**EXERCISE GOAL**: Report each line of the data that has "Bridge" somewhere in it.

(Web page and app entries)
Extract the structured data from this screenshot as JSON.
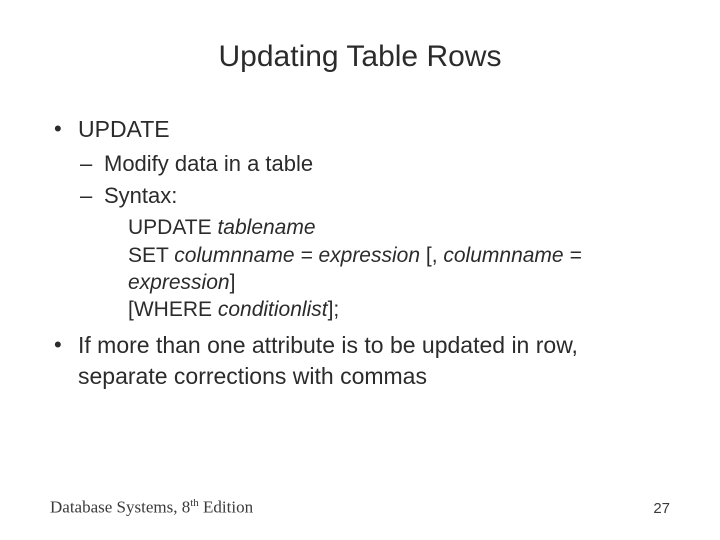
{
  "title": "Updating Table Rows",
  "bullets": {
    "b1": "UPDATE",
    "b1_sub1": "Modify data in a table",
    "b1_sub2": "Syntax:",
    "b2": "If more than one attribute is to be updated in row, separate corrections with commas"
  },
  "code": {
    "l1_a": "UPDATE ",
    "l1_b": "tablename",
    "l2_a": "SET ",
    "l2_b": "columnname = expression ",
    "l2_c": "[, ",
    "l2_d": "columnname = expression",
    "l2_e": "]",
    "l3_a": "[WHERE ",
    "l3_b": "conditionlist",
    "l3_c": "];"
  },
  "footer": {
    "book": "Database Systems, 8",
    "ord": "th",
    "edition": " Edition",
    "page": "27"
  }
}
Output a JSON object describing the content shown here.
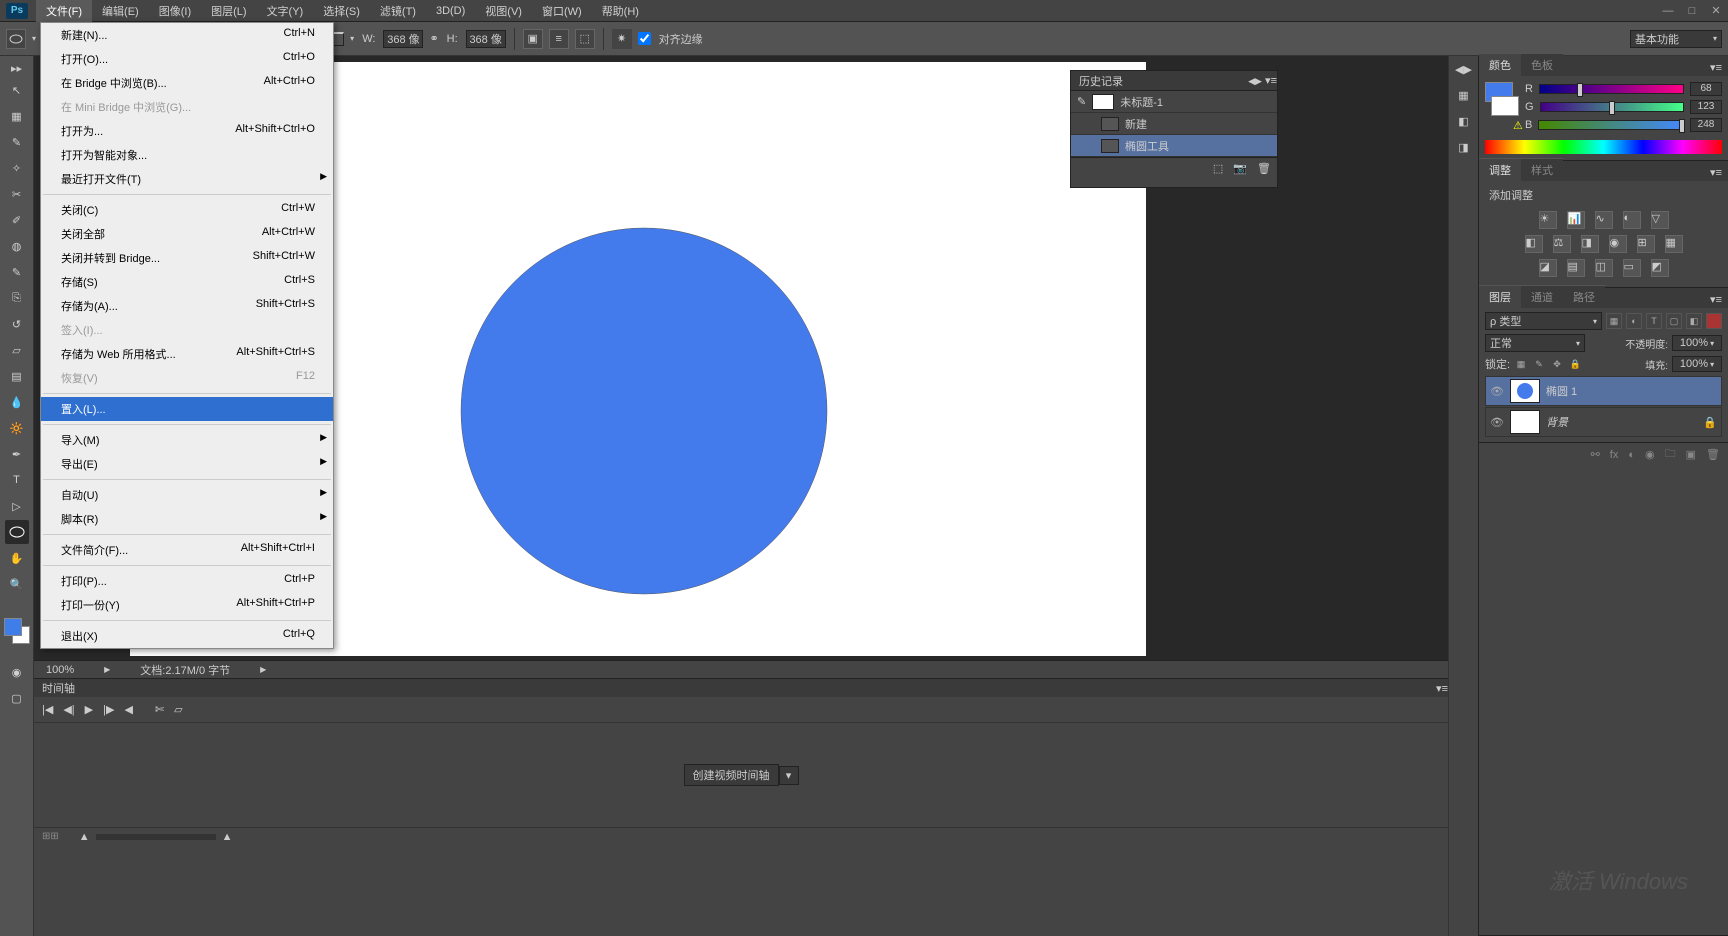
{
  "logo": "Ps",
  "menubar": {
    "items": [
      "文件(F)",
      "编辑(E)",
      "图像(I)",
      "图层(L)",
      "文字(Y)",
      "选择(S)",
      "滤镜(T)",
      "3D(D)",
      "视图(V)",
      "窗口(W)",
      "帮助(H)"
    ],
    "active": 0
  },
  "dropdown": [
    {
      "label": "新建(N)...",
      "shortcut": "Ctrl+N"
    },
    {
      "label": "打开(O)...",
      "shortcut": "Ctrl+O"
    },
    {
      "label": "在 Bridge 中浏览(B)...",
      "shortcut": "Alt+Ctrl+O"
    },
    {
      "label": "在 Mini Bridge 中浏览(G)...",
      "shortcut": "",
      "disabled": true
    },
    {
      "label": "打开为...",
      "shortcut": "Alt+Shift+Ctrl+O"
    },
    {
      "label": "打开为智能对象...",
      "shortcut": ""
    },
    {
      "label": "最近打开文件(T)",
      "shortcut": "",
      "submenu": true
    },
    {
      "sep": true
    },
    {
      "label": "关闭(C)",
      "shortcut": "Ctrl+W"
    },
    {
      "label": "关闭全部",
      "shortcut": "Alt+Ctrl+W"
    },
    {
      "label": "关闭并转到 Bridge...",
      "shortcut": "Shift+Ctrl+W"
    },
    {
      "label": "存储(S)",
      "shortcut": "Ctrl+S"
    },
    {
      "label": "存储为(A)...",
      "shortcut": "Shift+Ctrl+S"
    },
    {
      "label": "签入(I)...",
      "shortcut": "",
      "disabled": true
    },
    {
      "label": "存储为 Web 所用格式...",
      "shortcut": "Alt+Shift+Ctrl+S"
    },
    {
      "label": "恢复(V)",
      "shortcut": "F12",
      "disabled": true
    },
    {
      "sep": true
    },
    {
      "label": "置入(L)...",
      "shortcut": "",
      "hl": true
    },
    {
      "sep": true
    },
    {
      "label": "导入(M)",
      "shortcut": "",
      "submenu": true
    },
    {
      "label": "导出(E)",
      "shortcut": "",
      "submenu": true
    },
    {
      "sep": true
    },
    {
      "label": "自动(U)",
      "shortcut": "",
      "submenu": true
    },
    {
      "label": "脚本(R)",
      "shortcut": "",
      "submenu": true
    },
    {
      "sep": true
    },
    {
      "label": "文件简介(F)...",
      "shortcut": "Alt+Shift+Ctrl+I"
    },
    {
      "sep": true
    },
    {
      "label": "打印(P)...",
      "shortcut": "Ctrl+P"
    },
    {
      "label": "打印一份(Y)",
      "shortcut": "Alt+Shift+Ctrl+P"
    },
    {
      "sep": true
    },
    {
      "label": "退出(X)",
      "shortcut": "Ctrl+Q"
    }
  ],
  "optionsbar": {
    "w_label": "W:",
    "w_val": "368",
    "w_unit": "像",
    "link": "⚭",
    "h_label": "H:",
    "h_val": "368",
    "h_unit": "像",
    "align": "对齐边缘",
    "workspace": "基本功能"
  },
  "history": {
    "title": "历史记录",
    "doc": "未标题-1",
    "items": [
      "新建",
      "椭圆工具"
    ]
  },
  "color": {
    "tab1": "颜色",
    "tab2": "色板",
    "r": {
      "label": "R",
      "val": "68"
    },
    "g": {
      "label": "G",
      "val": "123"
    },
    "b": {
      "label": "B",
      "val": "248"
    }
  },
  "adjustments": {
    "tab1": "调整",
    "tab2": "样式",
    "add": "添加调整"
  },
  "layers": {
    "tab1": "图层",
    "tab2": "通道",
    "tab3": "路径",
    "filter": "ρ 类型",
    "mode": "正常",
    "opacity_label": "不透明度:",
    "opacity": "100%",
    "lock_label": "锁定:",
    "fill_label": "填充:",
    "fill": "100%",
    "items": [
      {
        "name": "椭圆 1",
        "sel": true,
        "thumb": "circle"
      },
      {
        "name": "背景",
        "sel": false,
        "locked": true
      }
    ]
  },
  "status": {
    "zoom": "100%",
    "doc": "文档:2.17M/0 字节"
  },
  "timeline": {
    "title": "时间轴",
    "create": "创建视频时间轴"
  },
  "watermark": "激活 Windows"
}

**RESPONSE AREA**:
      "label": "在 Bridge 中浏览(B)...",
      "label": "在 Mini Bridge 中浏览(G)...",
      "label": "关闭并转到 Bridge...",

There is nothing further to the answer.